* [Material shown]

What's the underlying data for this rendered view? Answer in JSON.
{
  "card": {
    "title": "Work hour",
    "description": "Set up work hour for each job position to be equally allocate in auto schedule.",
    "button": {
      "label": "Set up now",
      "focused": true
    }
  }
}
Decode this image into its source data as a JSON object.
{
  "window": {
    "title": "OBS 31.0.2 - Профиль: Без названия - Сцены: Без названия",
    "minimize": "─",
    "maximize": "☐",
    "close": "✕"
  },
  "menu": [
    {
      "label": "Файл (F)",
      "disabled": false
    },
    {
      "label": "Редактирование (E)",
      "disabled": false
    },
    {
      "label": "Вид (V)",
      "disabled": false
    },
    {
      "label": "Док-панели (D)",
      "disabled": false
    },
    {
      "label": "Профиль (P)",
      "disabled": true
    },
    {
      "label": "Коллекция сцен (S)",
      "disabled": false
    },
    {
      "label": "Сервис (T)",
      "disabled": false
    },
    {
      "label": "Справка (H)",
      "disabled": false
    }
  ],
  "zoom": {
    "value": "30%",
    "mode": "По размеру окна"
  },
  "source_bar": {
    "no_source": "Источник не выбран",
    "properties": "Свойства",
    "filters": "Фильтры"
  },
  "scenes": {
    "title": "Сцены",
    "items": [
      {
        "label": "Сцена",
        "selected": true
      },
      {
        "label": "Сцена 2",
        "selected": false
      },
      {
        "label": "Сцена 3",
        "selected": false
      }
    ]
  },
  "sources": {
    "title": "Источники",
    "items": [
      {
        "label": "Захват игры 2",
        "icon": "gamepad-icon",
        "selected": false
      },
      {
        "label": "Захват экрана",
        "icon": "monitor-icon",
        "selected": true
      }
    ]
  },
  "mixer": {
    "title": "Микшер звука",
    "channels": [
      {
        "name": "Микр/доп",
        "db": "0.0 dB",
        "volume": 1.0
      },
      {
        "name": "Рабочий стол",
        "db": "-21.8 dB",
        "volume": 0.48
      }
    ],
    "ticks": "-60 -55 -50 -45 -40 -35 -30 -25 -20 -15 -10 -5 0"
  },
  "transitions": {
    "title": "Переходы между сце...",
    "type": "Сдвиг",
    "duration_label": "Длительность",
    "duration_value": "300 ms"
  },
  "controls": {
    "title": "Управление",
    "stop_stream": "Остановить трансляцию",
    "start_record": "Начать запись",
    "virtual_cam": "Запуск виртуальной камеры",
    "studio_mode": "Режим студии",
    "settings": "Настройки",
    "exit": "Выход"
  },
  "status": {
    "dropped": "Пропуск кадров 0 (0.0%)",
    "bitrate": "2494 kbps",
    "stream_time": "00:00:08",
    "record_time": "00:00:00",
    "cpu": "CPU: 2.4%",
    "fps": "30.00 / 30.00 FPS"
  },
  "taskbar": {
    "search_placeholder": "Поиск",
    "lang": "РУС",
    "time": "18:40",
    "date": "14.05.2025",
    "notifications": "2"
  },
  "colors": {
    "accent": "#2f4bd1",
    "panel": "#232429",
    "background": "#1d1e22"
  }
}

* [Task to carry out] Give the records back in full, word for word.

* [Answer to this problem]
What's the underlying data for this rendered view? Answer in JSON.
{
  "card": {
    "title": "Work hour",
    "description": "Set up work hour for each job position to be equally allocate in auto schedule.",
    "button": {
      "label": "Set up now",
      "focused": true
    }
  }
}
Decode this image into its source data as a JSON object.
{
  "window": {
    "title": "OBS 31.0.2 - Профиль: Без названия - Сцены: Без названия",
    "minimize": "─",
    "maximize": "☐",
    "close": "✕"
  },
  "menu": [
    {
      "label": "Файл (F)",
      "disabled": false
    },
    {
      "label": "Редактирование (E)",
      "disabled": false
    },
    {
      "label": "Вид (V)",
      "disabled": false
    },
    {
      "label": "Док-панели (D)",
      "disabled": false
    },
    {
      "label": "Профиль (P)",
      "disabled": true
    },
    {
      "label": "Коллекция сцен (S)",
      "disabled": false
    },
    {
      "label": "Сервис (T)",
      "disabled": false
    },
    {
      "label": "Справка (H)",
      "disabled": false
    }
  ],
  "zoom": {
    "value": "30%",
    "mode": "По размеру окна"
  },
  "source_bar": {
    "no_source": "Источник не выбран",
    "properties": "Свойства",
    "filters": "Фильтры"
  },
  "scenes": {
    "title": "Сцены",
    "items": [
      {
        "label": "Сцена",
        "selected": true
      },
      {
        "label": "Сцена 2",
        "selected": false
      },
      {
        "label": "Сцена 3",
        "selected": false
      }
    ]
  },
  "sources": {
    "title": "Источники",
    "items": [
      {
        "label": "Захват игры 2",
        "icon": "gamepad-icon",
        "selected": false
      },
      {
        "label": "Захват экрана",
        "icon": "monitor-icon",
        "selected": true
      }
    ]
  },
  "mixer": {
    "title": "Микшер звука",
    "channels": [
      {
        "name": "Микр/доп",
        "db": "0.0 dB",
        "volume": 1.0
      },
      {
        "name": "Рабочий стол",
        "db": "-21.8 dB",
        "volume": 0.48
      }
    ],
    "ticks": "-60 -55 -50 -45 -40 -35 -30 -25 -20 -15 -10 -5 0"
  },
  "transitions": {
    "title": "Переходы между сце...",
    "type": "Сдвиг",
    "duration_label": "Длительность",
    "duration_value": "300 ms"
  },
  "controls": {
    "title": "Управление",
    "stop_stream": "Остановить трансляцию",
    "start_record": "Начать запись",
    "virtual_cam": "Запуск виртуальной камеры",
    "studio_mode": "Режим студии",
    "settings": "Настройки",
    "exit": "Выход"
  },
  "status": {
    "dropped": "Пропуск кадров 0 (0.0%)",
    "bitrate": "2494 kbps",
    "stream_time": "00:00:08",
    "record_time": "00:00:00",
    "cpu": "CPU: 2.4%",
    "fps": "30.00 / 30.00 FPS"
  },
  "taskbar": {
    "search_placeholder": "Поиск",
    "lang": "РУС",
    "time": "18:40",
    "date": "14.05.2025",
    "notifications": "2"
  },
  "colors": {
    "accent": "#2f4bd1",
    "panel": "#232429",
    "background": "#1d1e22"
  }
}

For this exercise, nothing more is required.